I'm not sure what comes out of all the testimonies and lawsuits associated with BBA submissions but "Not a big deal" is not my conclusion. (The view was expressed on CNBC today) The outside observer says that because the attempted manipulation was toward lower rates, its a victimless crime. Taking the logic a step further - and I feel you may hear this tomorrow - the lower submissions were at the behest of the Central Banks accelerating their policies.
What about any player, futures maybe, that had bet sets should be higher? What of the 100s of thousands of contracts that settled higher (implied yield lower) than the market determined rate? What if the timeline of corruption starts prior to the financial crisis? Certain testimony appears to suggest the games started on the way up in rates. Once the meltdown occurred an already operational ruse merely shifted focus lower. Here's a bigger issue for me: What about today's submissions? Even Barclay's has not adjusted their submission as they paid the biggest fine ever and their top management exits. Can we not assume that the submissions are still phoney then? Let's go back and review the dates. There should be a noticeable day when a manipulating bank ceased the activity and submitted a "real" offering.

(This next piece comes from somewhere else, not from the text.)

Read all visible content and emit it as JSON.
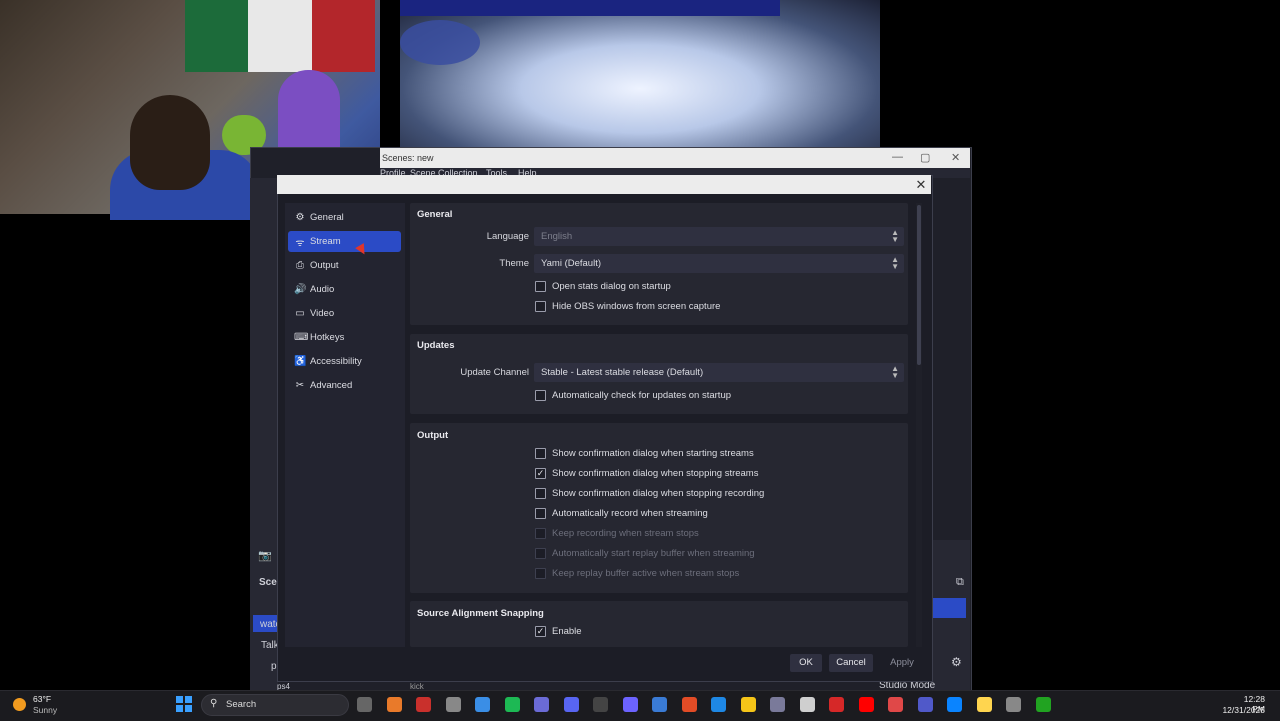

Here's a little test for "no big deal." Take today's submissions and ask the bank who offered it to them. It's the offer. That's what the "O" is for.

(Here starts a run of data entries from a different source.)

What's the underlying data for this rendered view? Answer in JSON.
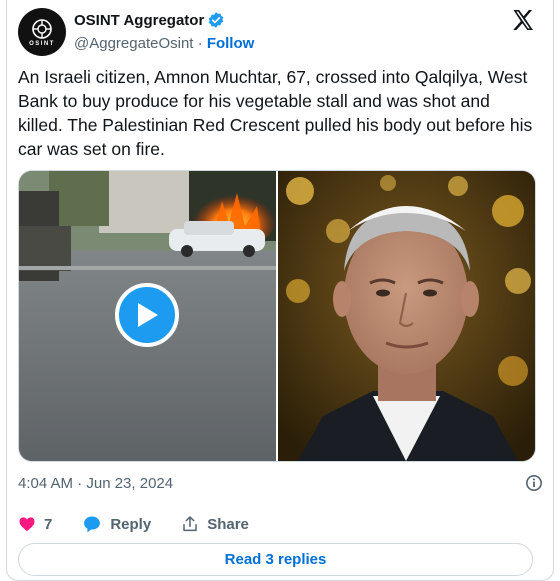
{
  "author": {
    "display_name": "OSINT Aggregator",
    "handle": "@AggregateOsint",
    "separator": " · ",
    "follow_label": "Follow",
    "avatar_text": "OSINT",
    "verified": true
  },
  "tweet": {
    "text": "An Israeli citizen, Amnon Muchtar, 67, crossed into Qalqilya, West Bank to buy produce for his vegetable stall and was shot and killed. The Palestinian Red Crescent pulled his body out before his car was set on fire.",
    "timestamp": "4:04 AM · Jun 23, 2024"
  },
  "media": {
    "left": {
      "type": "video",
      "icon": "play-icon"
    },
    "right": {
      "type": "photo"
    }
  },
  "actions": {
    "like_count": "7",
    "reply_label": "Reply",
    "share_label": "Share"
  },
  "footer": {
    "read_replies_label": "Read 3 replies"
  },
  "colors": {
    "accent": "#1d9bf0",
    "link": "#006fd6",
    "like": "#f91880",
    "secondary_text": "#536471",
    "border": "#cfd9de"
  },
  "icons": [
    "osint-logo-icon",
    "verified-badge-icon",
    "x-logo-icon",
    "play-icon",
    "info-icon",
    "heart-icon",
    "reply-bubble-icon",
    "share-icon"
  ]
}
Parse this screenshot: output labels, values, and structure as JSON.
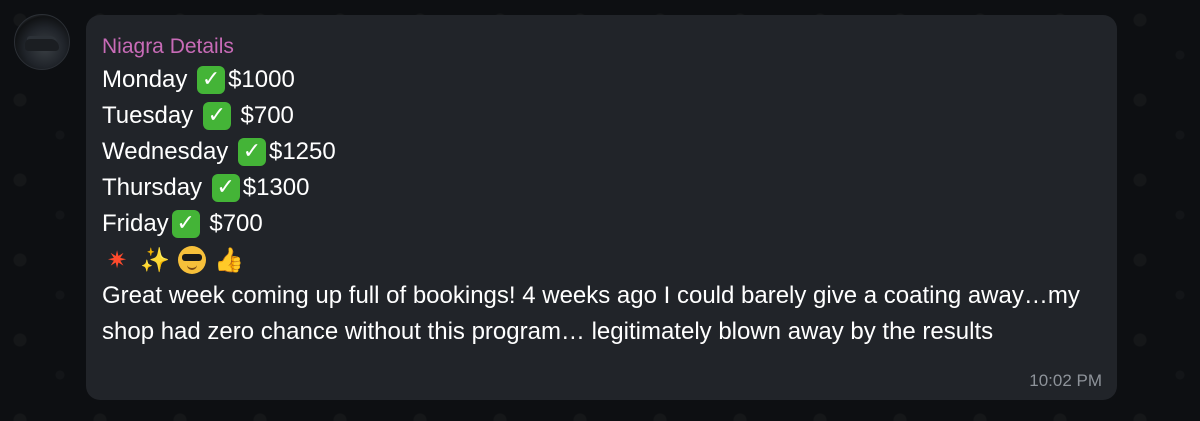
{
  "chat": {
    "sender_name": "Niagra Details",
    "schedule": [
      {
        "day": "Monday ",
        "amount": "$1000"
      },
      {
        "day": "Tuesday ",
        "amount": " $700"
      },
      {
        "day": "Wednesday ",
        "amount": "$1250"
      },
      {
        "day": "Thursday ",
        "amount": "$1300"
      },
      {
        "day": "Friday",
        "amount": " $700"
      }
    ],
    "check_icon": "white-check-mark-emoji",
    "check_glyph": "✓",
    "emojis": [
      {
        "name": "collision-emoji",
        "glyph": "✷"
      },
      {
        "name": "sparkles-emoji",
        "glyph": "✨"
      },
      {
        "name": "smiling-face-with-sunglasses-emoji",
        "glyph": ""
      },
      {
        "name": "thumbs-up-emoji",
        "glyph": "👍"
      }
    ],
    "message": "Great week coming up full of bookings! 4 weeks ago I could barely give a coating away…my shop had zero chance without this program… legitimately blown away by the results",
    "time": "10:02 PM"
  },
  "colors": {
    "background": "#0d0f12",
    "bubble": "#212429",
    "sender_name": "#c86bb7",
    "check_green": "#44b437",
    "timestamp": "#8e939a"
  }
}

Investigations are on going in Euros and Yen but the dollar was settled first. If nothing else comes of this I still say its a Big Deal. When the biggest banks on the globe opt to "attempt" a ruse rather than uphold the integrity of the system, its says something about the institutions and the men and women that work for them. It says they've got to go.